## DESCRIPTION OF THE TASK:
Every line below that has "contributors" in it should be copied.

## RECORDS SUPPLIED:

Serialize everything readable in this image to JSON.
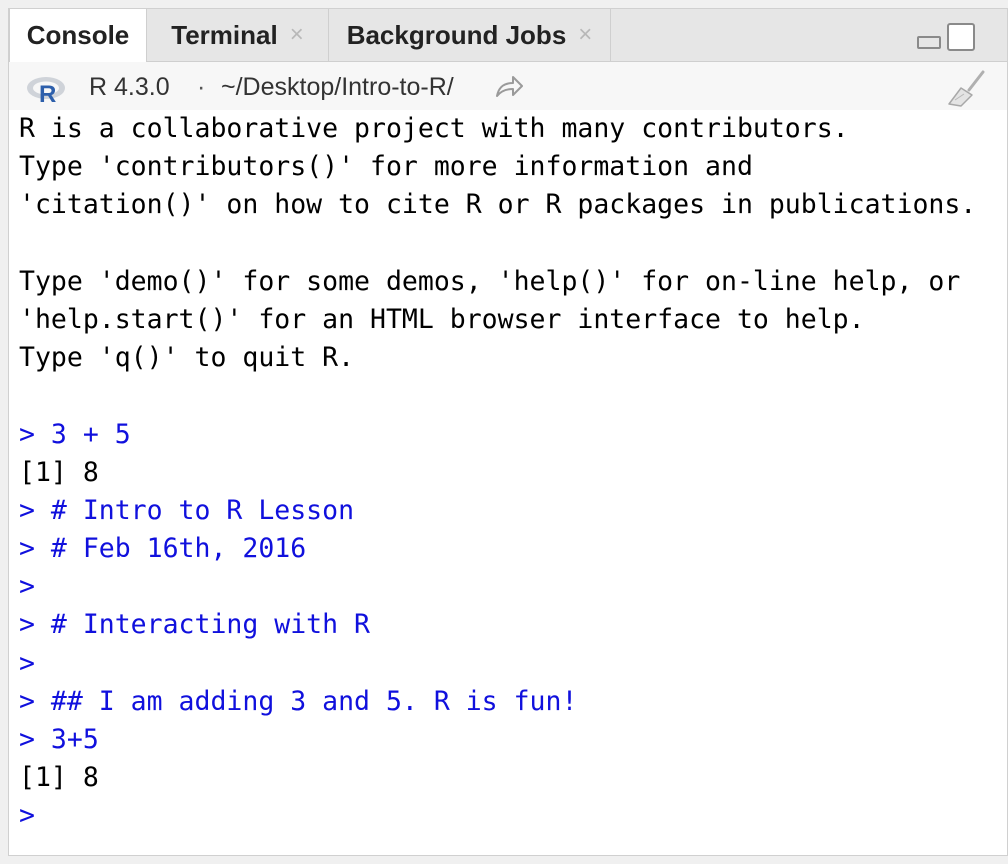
{
  "tabs": [
    {
      "label": "Console",
      "closable": false,
      "active": true
    },
    {
      "label": "Terminal",
      "closable": true,
      "active": false
    },
    {
      "label": "Background Jobs",
      "closable": true,
      "active": false
    }
  ],
  "close_glyph": "×",
  "toolbar": {
    "r_version": "R 4.3.0",
    "separator": "·",
    "path": "~/Desktop/Intro-to-R/"
  },
  "colors": {
    "input_text": "#1010dd",
    "output_text": "#000000",
    "r_logo_blue": "#2d5fab"
  },
  "icons": [
    "r-logo-icon",
    "go-to-directory-icon",
    "minimize-icon",
    "maximize-icon",
    "clear-console-broom-icon"
  ],
  "console": {
    "lines": [
      {
        "type": "out",
        "text": "R is a collaborative project with many contributors."
      },
      {
        "type": "out",
        "text": "Type 'contributors()' for more information and"
      },
      {
        "type": "out",
        "text": "'citation()' on how to cite R or R packages in publications."
      },
      {
        "type": "out",
        "text": ""
      },
      {
        "type": "out",
        "text": "Type 'demo()' for some demos, 'help()' for on-line help, or"
      },
      {
        "type": "out",
        "text": "'help.start()' for an HTML browser interface to help."
      },
      {
        "type": "out",
        "text": "Type 'q()' to quit R."
      },
      {
        "type": "out",
        "text": ""
      },
      {
        "type": "in",
        "text": "> 3 + 5"
      },
      {
        "type": "out",
        "text": "[1] 8"
      },
      {
        "type": "in",
        "text": "> # Intro to R Lesson"
      },
      {
        "type": "in",
        "text": "> # Feb 16th, 2016"
      },
      {
        "type": "in",
        "text": ">"
      },
      {
        "type": "in",
        "text": "> # Interacting with R"
      },
      {
        "type": "in",
        "text": ">"
      },
      {
        "type": "in",
        "text": "> ## I am adding 3 and 5. R is fun!"
      },
      {
        "type": "in",
        "text": "> 3+5"
      },
      {
        "type": "out",
        "text": "[1] 8"
      },
      {
        "type": "in",
        "text": ">"
      }
    ]
  }
}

## OUTPUT FOR THIS EXERCISE:
        "text": "R is a collaborative project with many contributors."
        "text": "Type 'contributors()' for more information and"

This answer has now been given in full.